President Trump has a simple economic platform: “Buy American and Hire American“; toward that goal all economic and fiscal policies are now directed to assist U.S. manufacturing companies and retain U.S. workers. Period.
Two days ago Commerce Secretary Wilbur “Wilburine” Ross announced a 20% tariff, countervailing duties, on imported Canadian soft wood lumber. Today, Pleasant River Lumber Co. in Jackman Maine announces their wood mills will now expand as a direct result of the beneficial impacts of even trade practices.
This is a big deal for this community.
MAINE – The Dover-Foxcroft-based Pleasant River Lumber company is expanding its Jackman sawmill in anticipation of increased demand for American lumber amid the U.S. government’s plans to levy tariffs on Canadian softwood.
In a media release Tuesday, Pleasant River Lumber said it is expanding its Moose River spruce mill in Jackman to add drying capacity this summer and hire up to 20 new workers for a second shift starting this fall.
“We have confidence with the recent tariff announcement a level playing field will exist that will allow us to invest in and expand our facilities in Maine,” said Jason Brochu, co-president of the family-owned Pleasant River Lumber.
The company employs 300 workers at its spruce and pine sawmills in Dover-Foxcroft, Jackman, Hancock and Sanford. The company acquired the Moose River Mill in Jackman in 2015, and it now produces about 85 million board feet of dimensional lumber a year. (read more)
Some people might think this is not that big a deal in the grand scheme of things. However, it is a very big deal to that community; it is a very big deal to those families; it is a very big deal to those who will now have good paying jobs.

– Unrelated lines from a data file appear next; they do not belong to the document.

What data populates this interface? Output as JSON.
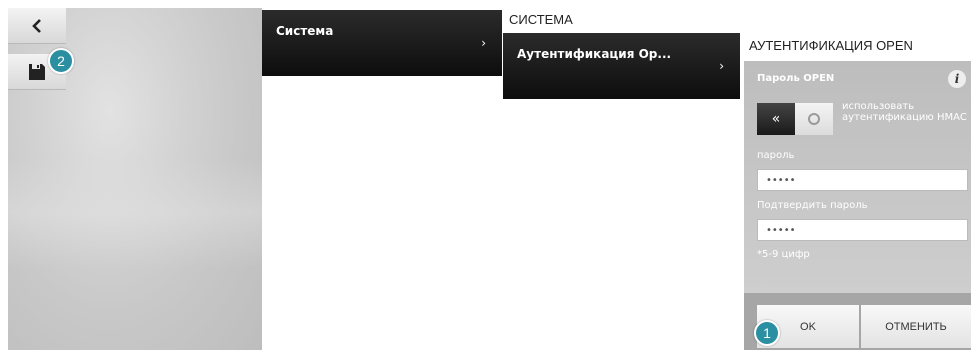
{
  "menu": {
    "col1_item": "Система",
    "col2_title": "СИСТЕМА",
    "col2_item": "Аутентификация Op...",
    "chevron": "›"
  },
  "panel": {
    "title": "АУТЕНТИФИКАЦИЯ OPEN",
    "field_heading": "Пароль OPEN",
    "info_icon_glyph": "i",
    "toggle_glyph": "«",
    "toggle_label": "использовать аутентификацию HMAC",
    "password_label": "пароль",
    "password_value": "•••••",
    "confirm_label": "Подтвердить пароль",
    "confirm_value": "•••••",
    "hint": "*5-9 цифр",
    "ok_label": "OK",
    "cancel_label": "ОТМЕНИТЬ"
  },
  "callouts": {
    "save": "2",
    "ok": "1"
  },
  "icons": {
    "back": "chevron-left-icon",
    "save": "floppy-disk-icon",
    "info": "info-icon",
    "toggle": "double-chevron-left-icon"
  },
  "colors": {
    "menu_bg": "#111111",
    "panel_bg": "#c6c6c6",
    "callout": "#2a8fa0"
  }
}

Once upon a time, there was an old man who used to go to the ocean to do his writing. He had a habit of walking on the beach every morning before he began his work. Early one morning, he was walking along the shore after a big storm had passed and found the vast beach littered with starfish as far as the eye could see, stretching in both directions.
Off in the distance, the old man noticed a small boy approaching. As the boy walked, he paused every so often and as he grew closer, the man could see that he was occasionally bending down to pick up an object and throw it into the sea. The boy came closer still and the man called out, “Good morning! May I ask what it is that you are doing?”

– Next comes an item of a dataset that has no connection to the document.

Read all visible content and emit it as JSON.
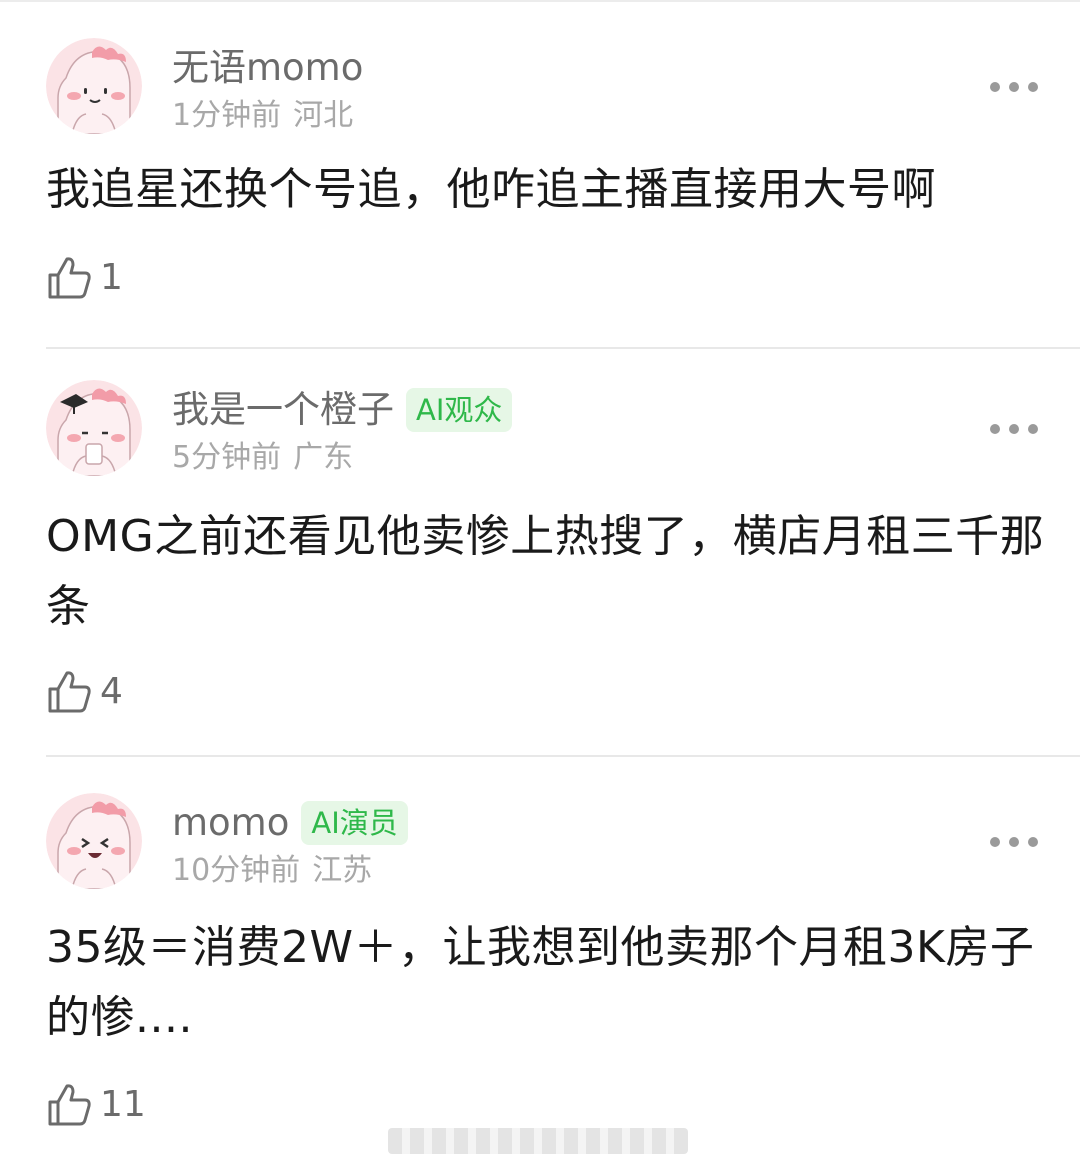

The young boy paused, looked up, and replied “Throwing starfish into the ocean. The tide has washed them up onto the beach and they can’t return to the sea by themselves,” the youth replied. “When the sun gets high, they will die, unless I throw them back into the water.”

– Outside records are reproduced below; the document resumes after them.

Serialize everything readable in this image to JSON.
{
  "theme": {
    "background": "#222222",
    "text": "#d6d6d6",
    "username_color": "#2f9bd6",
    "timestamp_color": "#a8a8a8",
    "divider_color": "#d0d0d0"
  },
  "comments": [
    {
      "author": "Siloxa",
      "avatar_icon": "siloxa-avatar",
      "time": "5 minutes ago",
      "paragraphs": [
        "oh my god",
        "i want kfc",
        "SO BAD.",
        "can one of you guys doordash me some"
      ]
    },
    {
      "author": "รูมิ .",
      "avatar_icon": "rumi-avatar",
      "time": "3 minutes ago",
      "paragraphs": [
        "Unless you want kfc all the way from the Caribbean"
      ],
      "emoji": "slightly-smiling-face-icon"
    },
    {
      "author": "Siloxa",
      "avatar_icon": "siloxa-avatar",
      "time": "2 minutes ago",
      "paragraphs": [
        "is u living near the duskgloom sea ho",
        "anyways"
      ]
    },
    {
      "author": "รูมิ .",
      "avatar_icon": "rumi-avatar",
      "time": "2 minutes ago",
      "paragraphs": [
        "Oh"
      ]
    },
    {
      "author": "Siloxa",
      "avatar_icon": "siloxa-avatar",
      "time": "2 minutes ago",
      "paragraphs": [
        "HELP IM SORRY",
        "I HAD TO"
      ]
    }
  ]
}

The old man replied, “But there must be tens of thousands of starfish on this beach. I’m afraid you won’t really be able to make much of a difference.”
The boy bent down, picked up yet another starfish and threw it as far as he could into the ocean. Then he turned, smiled and said, “It made a difference to that one!”